• Instructions for the task: Check each line of the listing below for the string "object", then copy every line that has it.
========
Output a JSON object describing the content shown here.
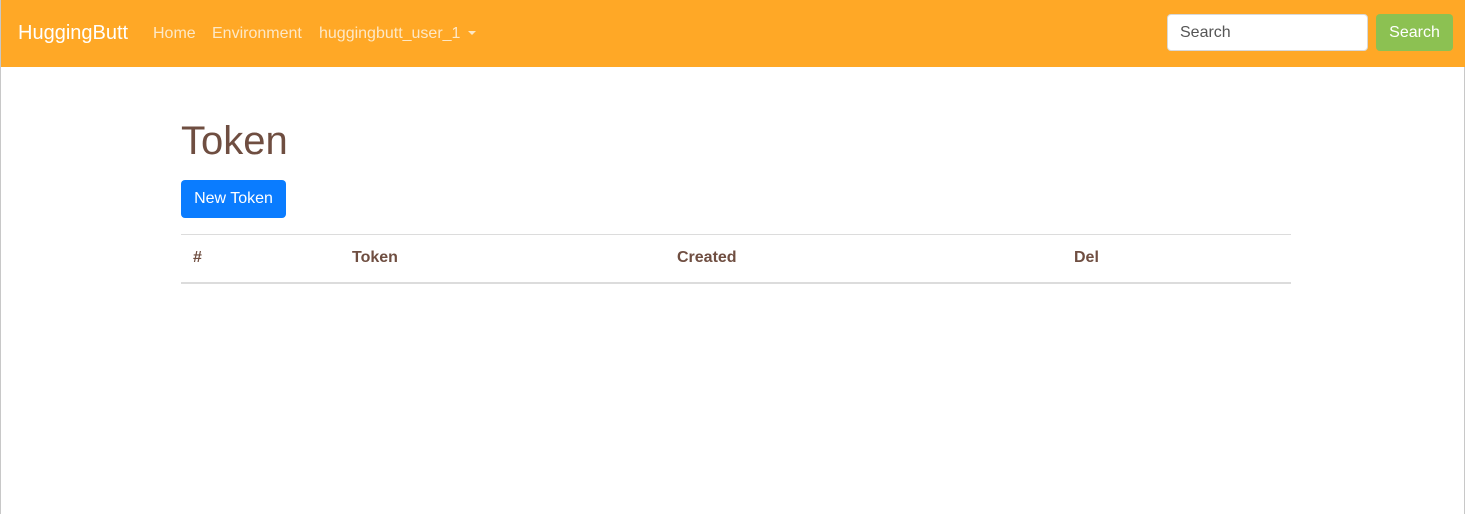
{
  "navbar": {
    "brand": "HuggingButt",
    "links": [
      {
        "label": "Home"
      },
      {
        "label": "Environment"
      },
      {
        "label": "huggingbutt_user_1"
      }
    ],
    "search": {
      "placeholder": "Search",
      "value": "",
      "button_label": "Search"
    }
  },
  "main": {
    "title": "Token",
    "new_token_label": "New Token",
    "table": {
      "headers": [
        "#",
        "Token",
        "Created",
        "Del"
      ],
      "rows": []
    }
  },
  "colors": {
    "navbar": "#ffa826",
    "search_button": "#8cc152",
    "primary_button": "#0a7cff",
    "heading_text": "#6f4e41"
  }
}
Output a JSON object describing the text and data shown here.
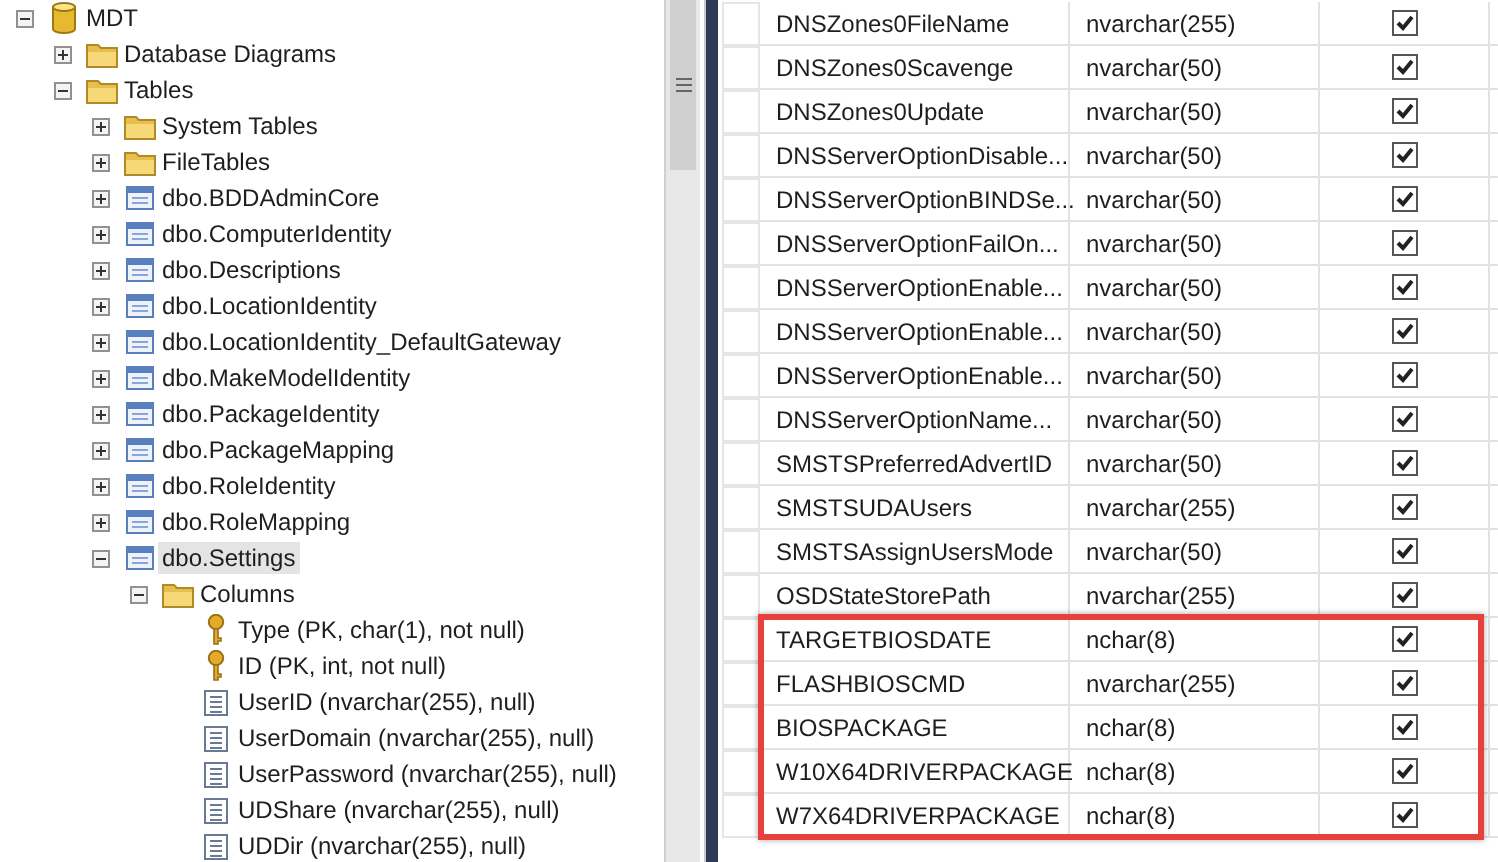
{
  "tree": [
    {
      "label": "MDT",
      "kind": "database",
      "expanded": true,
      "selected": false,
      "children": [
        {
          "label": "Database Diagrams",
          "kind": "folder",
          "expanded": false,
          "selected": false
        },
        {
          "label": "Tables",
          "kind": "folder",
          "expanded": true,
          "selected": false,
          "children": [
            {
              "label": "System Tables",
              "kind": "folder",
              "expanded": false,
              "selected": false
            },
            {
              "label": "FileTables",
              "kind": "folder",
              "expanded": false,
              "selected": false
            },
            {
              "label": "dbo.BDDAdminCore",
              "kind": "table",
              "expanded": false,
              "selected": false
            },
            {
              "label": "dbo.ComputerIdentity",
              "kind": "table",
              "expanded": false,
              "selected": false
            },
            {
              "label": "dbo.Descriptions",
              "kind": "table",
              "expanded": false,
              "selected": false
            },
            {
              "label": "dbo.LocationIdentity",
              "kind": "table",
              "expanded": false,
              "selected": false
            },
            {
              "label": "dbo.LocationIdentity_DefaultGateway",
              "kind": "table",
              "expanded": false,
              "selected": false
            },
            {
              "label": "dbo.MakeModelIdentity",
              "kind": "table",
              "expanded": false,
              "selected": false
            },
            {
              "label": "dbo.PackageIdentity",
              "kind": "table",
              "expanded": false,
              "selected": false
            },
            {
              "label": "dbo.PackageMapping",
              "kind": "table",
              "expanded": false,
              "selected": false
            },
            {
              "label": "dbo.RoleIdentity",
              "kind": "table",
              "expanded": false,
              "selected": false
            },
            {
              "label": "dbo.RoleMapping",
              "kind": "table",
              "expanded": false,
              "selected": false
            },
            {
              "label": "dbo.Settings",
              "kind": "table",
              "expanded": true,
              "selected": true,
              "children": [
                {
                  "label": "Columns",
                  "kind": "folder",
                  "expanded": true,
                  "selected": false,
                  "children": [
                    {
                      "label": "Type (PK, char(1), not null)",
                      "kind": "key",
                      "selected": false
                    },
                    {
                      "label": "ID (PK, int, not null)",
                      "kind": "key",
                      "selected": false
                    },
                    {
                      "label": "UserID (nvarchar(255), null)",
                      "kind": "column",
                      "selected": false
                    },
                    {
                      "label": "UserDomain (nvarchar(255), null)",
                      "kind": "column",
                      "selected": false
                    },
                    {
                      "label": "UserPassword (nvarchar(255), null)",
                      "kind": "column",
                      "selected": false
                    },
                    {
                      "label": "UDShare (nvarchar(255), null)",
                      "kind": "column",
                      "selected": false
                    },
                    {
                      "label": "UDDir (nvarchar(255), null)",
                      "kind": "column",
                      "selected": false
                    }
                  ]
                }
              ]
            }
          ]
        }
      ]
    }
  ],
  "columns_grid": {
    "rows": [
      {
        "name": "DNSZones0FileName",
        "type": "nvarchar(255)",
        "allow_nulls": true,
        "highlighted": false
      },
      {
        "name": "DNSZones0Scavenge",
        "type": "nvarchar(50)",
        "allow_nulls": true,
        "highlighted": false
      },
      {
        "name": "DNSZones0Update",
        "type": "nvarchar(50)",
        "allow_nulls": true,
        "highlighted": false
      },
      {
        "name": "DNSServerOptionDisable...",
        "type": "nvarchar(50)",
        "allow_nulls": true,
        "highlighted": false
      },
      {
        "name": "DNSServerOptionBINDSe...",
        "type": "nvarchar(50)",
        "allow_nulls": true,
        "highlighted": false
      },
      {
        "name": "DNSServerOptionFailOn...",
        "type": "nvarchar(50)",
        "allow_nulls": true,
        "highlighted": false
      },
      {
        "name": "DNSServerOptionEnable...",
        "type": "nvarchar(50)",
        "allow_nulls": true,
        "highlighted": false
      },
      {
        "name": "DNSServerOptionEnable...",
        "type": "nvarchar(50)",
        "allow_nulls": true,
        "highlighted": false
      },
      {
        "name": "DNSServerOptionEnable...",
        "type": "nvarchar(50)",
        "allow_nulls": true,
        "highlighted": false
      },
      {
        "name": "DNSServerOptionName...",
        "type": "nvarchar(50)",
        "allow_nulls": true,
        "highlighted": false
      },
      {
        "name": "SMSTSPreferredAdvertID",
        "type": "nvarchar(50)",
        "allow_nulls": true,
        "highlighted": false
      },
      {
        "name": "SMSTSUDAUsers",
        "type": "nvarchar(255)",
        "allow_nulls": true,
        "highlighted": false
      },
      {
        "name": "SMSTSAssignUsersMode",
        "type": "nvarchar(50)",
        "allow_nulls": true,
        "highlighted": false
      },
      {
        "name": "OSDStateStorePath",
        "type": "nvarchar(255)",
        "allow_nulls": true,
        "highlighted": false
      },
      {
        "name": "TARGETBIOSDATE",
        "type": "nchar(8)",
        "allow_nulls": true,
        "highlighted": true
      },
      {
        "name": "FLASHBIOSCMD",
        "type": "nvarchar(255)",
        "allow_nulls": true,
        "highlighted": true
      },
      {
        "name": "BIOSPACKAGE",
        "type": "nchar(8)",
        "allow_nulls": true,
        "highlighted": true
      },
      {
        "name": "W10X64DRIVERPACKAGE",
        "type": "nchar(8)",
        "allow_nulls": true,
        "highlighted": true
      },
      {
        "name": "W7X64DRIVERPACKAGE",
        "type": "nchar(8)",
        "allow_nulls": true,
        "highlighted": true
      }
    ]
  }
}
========
• Written response:
Output a JSON object describing the content shown here.
Output a JSON object describing the text and data shown here.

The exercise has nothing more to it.